Divorce-law experts insist that the situation is not all that bad, that a correctly handled Mexican divorce is perfectly valid in most of the 50 states. But if someone contests it later, defending a Mexican quickie-cheapie can prove long-drawn-out, costly and uncertain.
Instant Residence. At the start all seems wondrously easy. The average wife who hates her average husband and has an average competent lawyer, can get on a plane to El Paso, say, and be back home the next day—divorced. From El Paso she crosses the border to Juarez in the Mexican state of Chihuahua. She makes her way past bars and tacky tourist shops to the Municipal Palace, where she meets a Mexican lawyer by prearrangement, signs the great registration ledger of the clerk of the court, pays one dollar, and gets a slip of paper certifying that she is indeed in Juárez. In Most cases it is not even necessary for either party to appear. Instead a proxy from authorizes a Mexican attorney to appear in court and request the divorce on behalf of the absent client.

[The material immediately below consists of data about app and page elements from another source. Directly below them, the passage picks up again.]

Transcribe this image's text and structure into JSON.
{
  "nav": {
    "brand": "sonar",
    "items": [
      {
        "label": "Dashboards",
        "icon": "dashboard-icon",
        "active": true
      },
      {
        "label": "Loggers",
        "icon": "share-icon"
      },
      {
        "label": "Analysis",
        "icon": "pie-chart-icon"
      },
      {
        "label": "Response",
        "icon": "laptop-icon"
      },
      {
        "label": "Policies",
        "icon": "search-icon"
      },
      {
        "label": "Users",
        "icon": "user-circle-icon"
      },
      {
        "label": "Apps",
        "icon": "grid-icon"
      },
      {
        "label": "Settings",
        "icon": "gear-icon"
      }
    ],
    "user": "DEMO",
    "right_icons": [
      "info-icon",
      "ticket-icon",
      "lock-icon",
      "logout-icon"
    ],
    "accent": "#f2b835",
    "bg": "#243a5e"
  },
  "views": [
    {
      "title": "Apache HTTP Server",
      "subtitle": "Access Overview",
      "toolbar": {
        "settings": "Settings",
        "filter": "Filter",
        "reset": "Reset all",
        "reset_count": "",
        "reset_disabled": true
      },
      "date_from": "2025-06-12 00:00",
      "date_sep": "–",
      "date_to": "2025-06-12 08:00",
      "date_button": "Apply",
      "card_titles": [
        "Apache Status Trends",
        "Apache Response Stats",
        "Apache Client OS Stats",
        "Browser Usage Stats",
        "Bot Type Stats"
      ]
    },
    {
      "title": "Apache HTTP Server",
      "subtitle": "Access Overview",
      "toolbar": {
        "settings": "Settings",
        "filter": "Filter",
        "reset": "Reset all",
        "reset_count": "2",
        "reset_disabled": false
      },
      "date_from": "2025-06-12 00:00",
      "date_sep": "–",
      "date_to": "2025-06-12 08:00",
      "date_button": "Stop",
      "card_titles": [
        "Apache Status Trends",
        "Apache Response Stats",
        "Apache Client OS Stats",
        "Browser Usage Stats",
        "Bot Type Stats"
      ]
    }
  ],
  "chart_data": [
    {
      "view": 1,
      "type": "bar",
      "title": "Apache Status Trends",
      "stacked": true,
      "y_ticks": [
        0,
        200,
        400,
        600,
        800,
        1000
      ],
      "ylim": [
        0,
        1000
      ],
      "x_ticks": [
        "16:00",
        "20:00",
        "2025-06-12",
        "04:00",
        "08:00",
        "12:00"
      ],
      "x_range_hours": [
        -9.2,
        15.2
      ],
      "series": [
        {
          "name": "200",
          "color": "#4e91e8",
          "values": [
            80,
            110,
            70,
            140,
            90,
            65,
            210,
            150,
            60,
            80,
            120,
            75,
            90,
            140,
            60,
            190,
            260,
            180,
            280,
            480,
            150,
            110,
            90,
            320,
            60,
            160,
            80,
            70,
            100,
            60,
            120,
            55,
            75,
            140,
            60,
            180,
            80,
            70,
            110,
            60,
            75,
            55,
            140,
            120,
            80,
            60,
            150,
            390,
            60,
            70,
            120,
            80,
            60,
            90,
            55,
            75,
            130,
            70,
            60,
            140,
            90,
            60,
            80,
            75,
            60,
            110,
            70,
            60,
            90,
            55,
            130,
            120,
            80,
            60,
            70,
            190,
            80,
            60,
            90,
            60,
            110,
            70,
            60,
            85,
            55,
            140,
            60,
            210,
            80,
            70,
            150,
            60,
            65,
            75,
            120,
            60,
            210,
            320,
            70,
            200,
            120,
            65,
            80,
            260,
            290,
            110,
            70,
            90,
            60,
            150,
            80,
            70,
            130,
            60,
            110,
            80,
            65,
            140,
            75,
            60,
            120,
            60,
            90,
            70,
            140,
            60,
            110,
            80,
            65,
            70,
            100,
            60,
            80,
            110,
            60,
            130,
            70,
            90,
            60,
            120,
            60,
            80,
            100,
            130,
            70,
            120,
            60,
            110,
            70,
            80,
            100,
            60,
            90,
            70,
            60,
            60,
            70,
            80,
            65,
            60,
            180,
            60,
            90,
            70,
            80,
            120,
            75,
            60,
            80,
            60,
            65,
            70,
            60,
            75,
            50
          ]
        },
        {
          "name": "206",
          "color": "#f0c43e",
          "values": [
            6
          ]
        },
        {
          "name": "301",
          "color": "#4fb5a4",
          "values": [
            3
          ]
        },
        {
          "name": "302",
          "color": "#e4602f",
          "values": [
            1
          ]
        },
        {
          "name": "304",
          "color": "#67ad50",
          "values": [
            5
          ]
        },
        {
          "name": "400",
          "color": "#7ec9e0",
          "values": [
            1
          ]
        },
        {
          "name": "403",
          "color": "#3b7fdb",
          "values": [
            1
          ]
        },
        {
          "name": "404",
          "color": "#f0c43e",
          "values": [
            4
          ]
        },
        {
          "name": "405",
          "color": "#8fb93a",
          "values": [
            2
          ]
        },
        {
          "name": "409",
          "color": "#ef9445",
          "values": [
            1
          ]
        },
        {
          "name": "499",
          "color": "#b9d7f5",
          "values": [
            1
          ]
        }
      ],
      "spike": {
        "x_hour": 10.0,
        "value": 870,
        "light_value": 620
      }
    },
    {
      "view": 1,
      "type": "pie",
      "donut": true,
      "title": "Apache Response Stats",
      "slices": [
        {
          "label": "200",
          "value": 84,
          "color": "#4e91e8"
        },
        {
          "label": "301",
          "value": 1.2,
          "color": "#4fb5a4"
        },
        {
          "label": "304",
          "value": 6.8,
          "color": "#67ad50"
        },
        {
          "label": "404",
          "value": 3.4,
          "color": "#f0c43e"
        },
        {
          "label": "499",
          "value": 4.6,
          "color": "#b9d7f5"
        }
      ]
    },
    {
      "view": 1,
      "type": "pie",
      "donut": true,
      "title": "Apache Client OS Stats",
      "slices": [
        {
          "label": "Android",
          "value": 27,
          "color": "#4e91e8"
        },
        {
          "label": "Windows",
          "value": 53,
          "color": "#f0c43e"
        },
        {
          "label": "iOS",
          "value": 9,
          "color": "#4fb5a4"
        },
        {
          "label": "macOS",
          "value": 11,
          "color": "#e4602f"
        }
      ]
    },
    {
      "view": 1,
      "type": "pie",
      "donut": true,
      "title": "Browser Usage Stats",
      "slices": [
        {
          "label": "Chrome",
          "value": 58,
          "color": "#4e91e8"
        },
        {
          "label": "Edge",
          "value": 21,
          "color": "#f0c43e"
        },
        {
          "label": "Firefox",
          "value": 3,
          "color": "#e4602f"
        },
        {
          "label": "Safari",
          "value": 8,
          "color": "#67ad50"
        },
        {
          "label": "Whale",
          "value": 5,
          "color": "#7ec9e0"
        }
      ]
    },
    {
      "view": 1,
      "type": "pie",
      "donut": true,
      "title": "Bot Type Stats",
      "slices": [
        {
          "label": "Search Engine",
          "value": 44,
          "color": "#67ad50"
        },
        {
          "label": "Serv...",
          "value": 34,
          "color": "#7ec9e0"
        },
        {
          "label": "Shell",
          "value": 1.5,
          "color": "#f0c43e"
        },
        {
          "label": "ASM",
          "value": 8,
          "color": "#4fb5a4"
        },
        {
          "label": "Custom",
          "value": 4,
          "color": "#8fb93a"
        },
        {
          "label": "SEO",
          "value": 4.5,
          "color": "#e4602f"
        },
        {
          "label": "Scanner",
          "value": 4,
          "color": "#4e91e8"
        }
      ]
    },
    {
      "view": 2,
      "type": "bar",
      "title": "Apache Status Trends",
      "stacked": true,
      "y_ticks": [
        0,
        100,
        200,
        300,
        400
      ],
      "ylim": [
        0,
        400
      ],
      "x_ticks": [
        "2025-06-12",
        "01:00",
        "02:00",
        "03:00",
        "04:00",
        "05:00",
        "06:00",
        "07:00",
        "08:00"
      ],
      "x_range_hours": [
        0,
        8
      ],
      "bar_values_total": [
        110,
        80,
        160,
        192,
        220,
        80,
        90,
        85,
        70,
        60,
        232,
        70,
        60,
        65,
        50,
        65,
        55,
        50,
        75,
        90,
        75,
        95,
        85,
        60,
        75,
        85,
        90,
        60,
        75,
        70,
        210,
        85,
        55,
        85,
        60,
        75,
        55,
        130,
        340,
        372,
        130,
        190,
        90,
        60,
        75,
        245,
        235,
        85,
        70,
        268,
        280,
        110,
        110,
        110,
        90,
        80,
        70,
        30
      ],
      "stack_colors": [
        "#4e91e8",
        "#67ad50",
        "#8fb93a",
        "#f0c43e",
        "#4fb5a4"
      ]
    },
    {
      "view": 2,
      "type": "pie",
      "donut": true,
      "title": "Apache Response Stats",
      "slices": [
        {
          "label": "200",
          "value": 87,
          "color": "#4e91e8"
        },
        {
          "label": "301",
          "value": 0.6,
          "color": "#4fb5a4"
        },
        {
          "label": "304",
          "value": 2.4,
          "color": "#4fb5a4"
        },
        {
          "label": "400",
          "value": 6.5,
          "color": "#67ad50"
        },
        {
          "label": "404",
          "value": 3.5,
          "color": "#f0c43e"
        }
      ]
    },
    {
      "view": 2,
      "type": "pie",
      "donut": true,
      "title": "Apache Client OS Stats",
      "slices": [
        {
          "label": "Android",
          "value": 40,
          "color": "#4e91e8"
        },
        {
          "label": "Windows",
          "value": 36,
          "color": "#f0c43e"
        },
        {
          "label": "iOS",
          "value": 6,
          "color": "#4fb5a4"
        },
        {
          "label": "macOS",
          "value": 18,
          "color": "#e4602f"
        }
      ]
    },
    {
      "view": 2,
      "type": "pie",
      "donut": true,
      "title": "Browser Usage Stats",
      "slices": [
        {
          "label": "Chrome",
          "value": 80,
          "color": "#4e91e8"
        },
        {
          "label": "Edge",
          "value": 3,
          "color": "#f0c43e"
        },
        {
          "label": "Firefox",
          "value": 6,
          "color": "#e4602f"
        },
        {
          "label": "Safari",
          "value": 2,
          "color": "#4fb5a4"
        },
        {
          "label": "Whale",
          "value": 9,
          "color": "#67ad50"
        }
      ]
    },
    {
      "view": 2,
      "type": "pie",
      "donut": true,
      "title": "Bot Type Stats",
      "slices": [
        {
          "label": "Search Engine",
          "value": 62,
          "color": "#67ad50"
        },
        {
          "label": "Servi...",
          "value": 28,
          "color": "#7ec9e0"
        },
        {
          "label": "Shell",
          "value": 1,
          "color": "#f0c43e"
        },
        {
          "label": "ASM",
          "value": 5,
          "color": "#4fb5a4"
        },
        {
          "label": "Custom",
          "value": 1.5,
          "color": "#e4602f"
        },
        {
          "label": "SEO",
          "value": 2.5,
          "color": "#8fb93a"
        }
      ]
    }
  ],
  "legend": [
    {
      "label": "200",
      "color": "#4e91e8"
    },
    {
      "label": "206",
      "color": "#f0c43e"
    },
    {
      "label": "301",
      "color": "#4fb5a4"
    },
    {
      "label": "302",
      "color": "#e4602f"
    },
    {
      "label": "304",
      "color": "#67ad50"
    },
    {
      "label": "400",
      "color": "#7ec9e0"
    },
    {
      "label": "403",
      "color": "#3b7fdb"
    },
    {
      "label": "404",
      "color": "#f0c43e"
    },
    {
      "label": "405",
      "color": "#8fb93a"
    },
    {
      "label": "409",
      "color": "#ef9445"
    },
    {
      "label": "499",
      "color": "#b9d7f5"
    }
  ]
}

With the paper she acquires instant residence, the chief attraction of Mexican divorces. (Nevada and Idaho require all of six weeks; Alabama, once an easy-divorce state, now requires a full year's residence.) It takes only another few minutes for the judge to grant a divorce; by Chihuahua law, his court now has jurisdiction over the visitor. All further steps will be handled by the Mexican lawyer. The new divorcee gets her elaborate Spanish decree with its impressive ribbons and seals. Legal costs can amount to as little as $500, or as much as the traffic will bear.
The practice until recently has been to arrange for two Mexican lawyers in Juárez, one with power of attorney for the absent spouse. The judge also incorporates into the divorce the Stateside agreement in which husband and wife settled property, alimony, and custody of children.
Most Mexican divorces have the consent of both husband and wife, and few people back out later. But when third parties—disinherited children, later spouses, pension fund administrators—have an interest in the case, they may have grounds for successful court attacks.